What this task involves: Write out every entry precisely as given, leaving the pictures out.

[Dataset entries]
----------------
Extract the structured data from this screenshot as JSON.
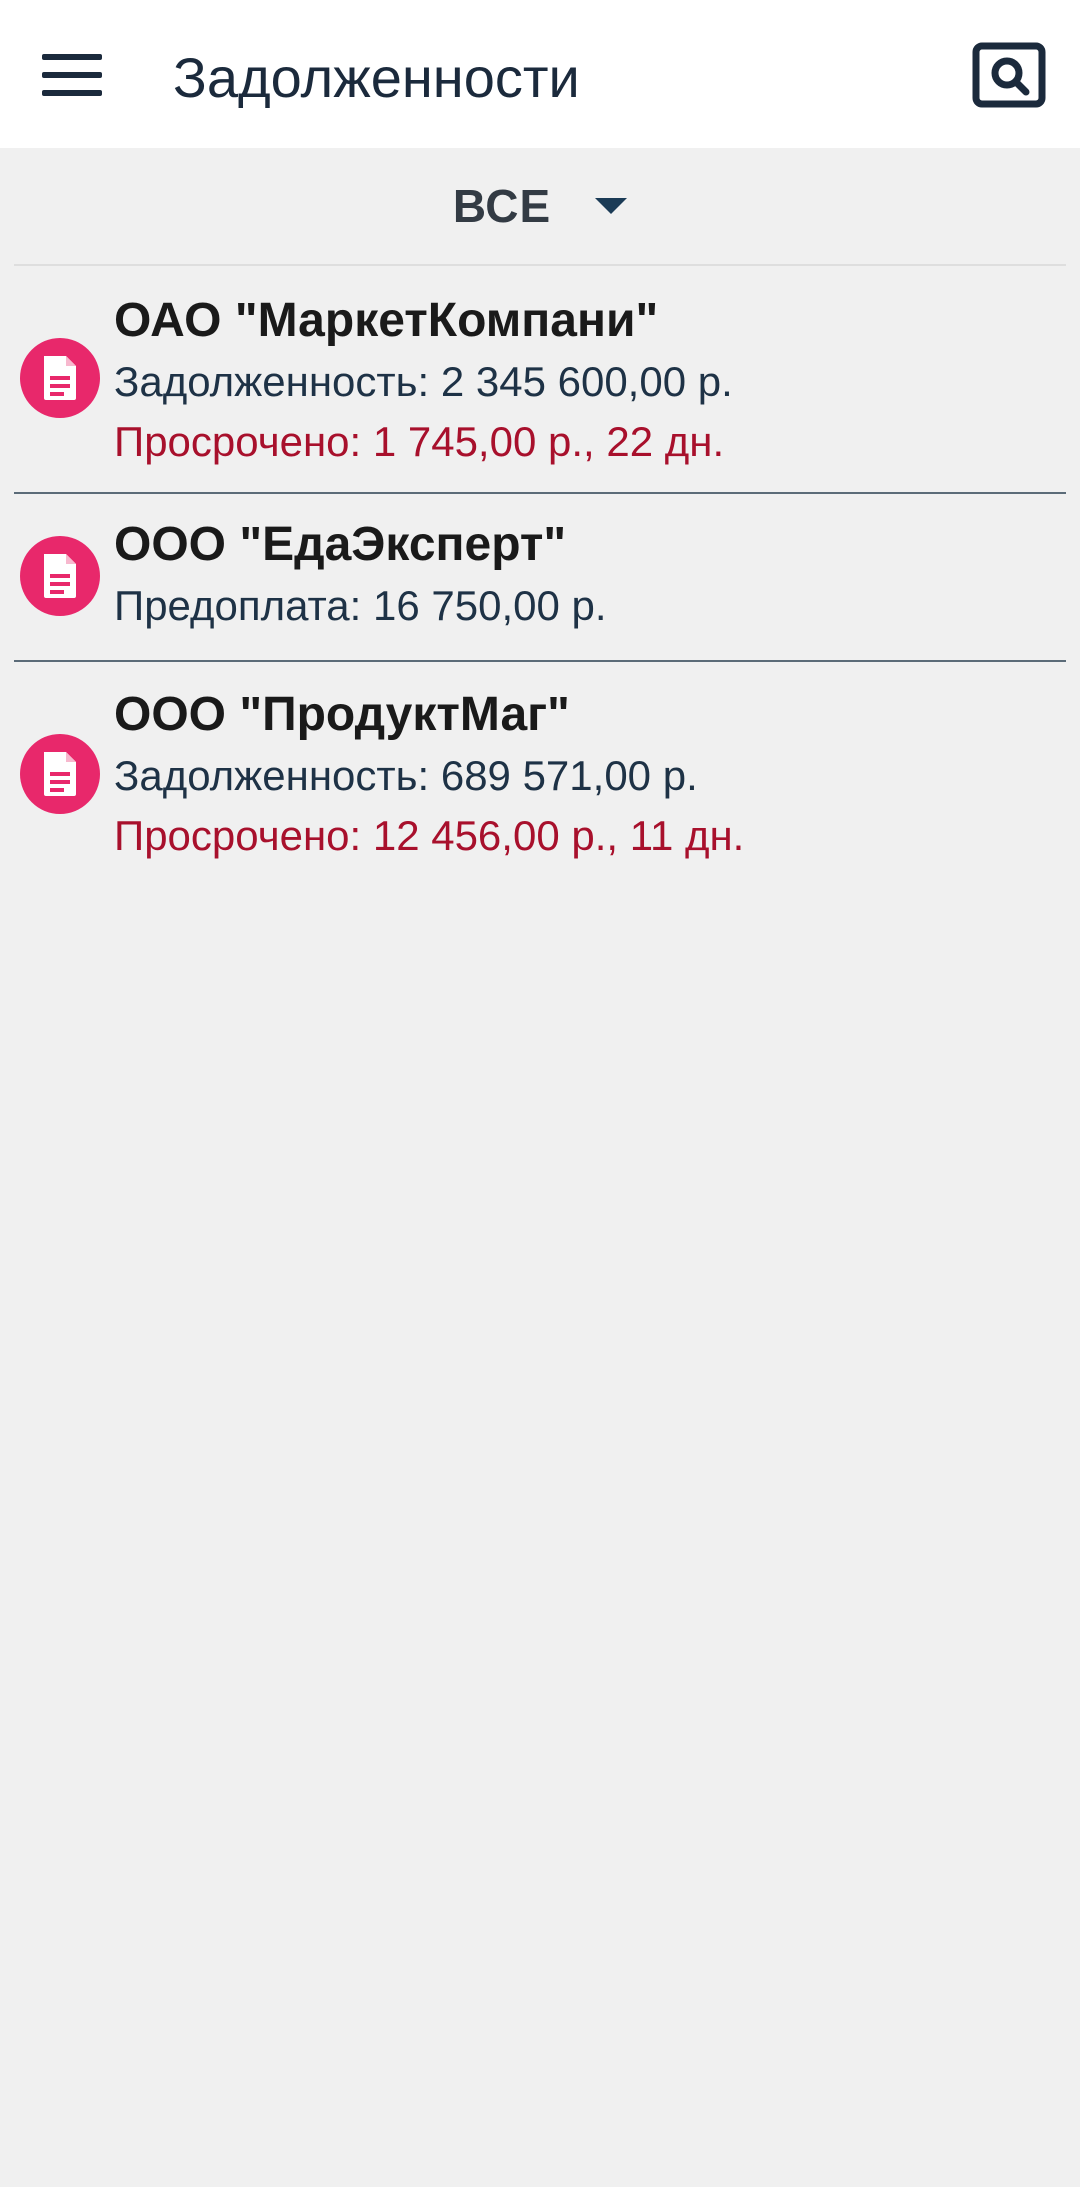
{
  "appbar": {
    "title": "Задолженности",
    "menu_icon": "hamburger-menu-icon",
    "search_icon": "search-icon"
  },
  "filter": {
    "selected": "ВСЕ"
  },
  "colors": {
    "accent": "#e8286b",
    "overdue": "#a8102c",
    "title": "#1b2a3c"
  },
  "items": [
    {
      "name": "ОАО \"МаркетКомпани\"",
      "line": "Задолженность: 2 345 600,00 р.",
      "overdue": "Просрочено: 1 745,00 р., 22 дн."
    },
    {
      "name": "ООО \"ЕдаЭксперт\"",
      "line": "Предоплата: 16 750,00 р."
    },
    {
      "name": "ООО \"ПродуктМаг\"",
      "line": "Задолженность: 689 571,00 р.",
      "overdue": "Просрочено: 12 456,00 р., 11 дн."
    }
  ]
}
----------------
Answer space:
Extract the structured data from this screenshot as JSON.
{
  "appbar": {
    "title": "Задолженности",
    "menu_icon": "hamburger-menu-icon",
    "search_icon": "search-icon"
  },
  "filter": {
    "selected": "ВСЕ"
  },
  "colors": {
    "accent": "#e8286b",
    "overdue": "#a8102c",
    "title": "#1b2a3c"
  },
  "items": [
    {
      "name": "ОАО \"МаркетКомпани\"",
      "line": "Задолженность: 2 345 600,00 р.",
      "overdue": "Просрочено: 1 745,00 р., 22 дн."
    },
    {
      "name": "ООО \"ЕдаЭксперт\"",
      "line": "Предоплата: 16 750,00 р."
    },
    {
      "name": "ООО \"ПродуктМаг\"",
      "line": "Задолженность: 689 571,00 р.",
      "overdue": "Просрочено: 12 456,00 р., 11 дн."
    }
  ]
}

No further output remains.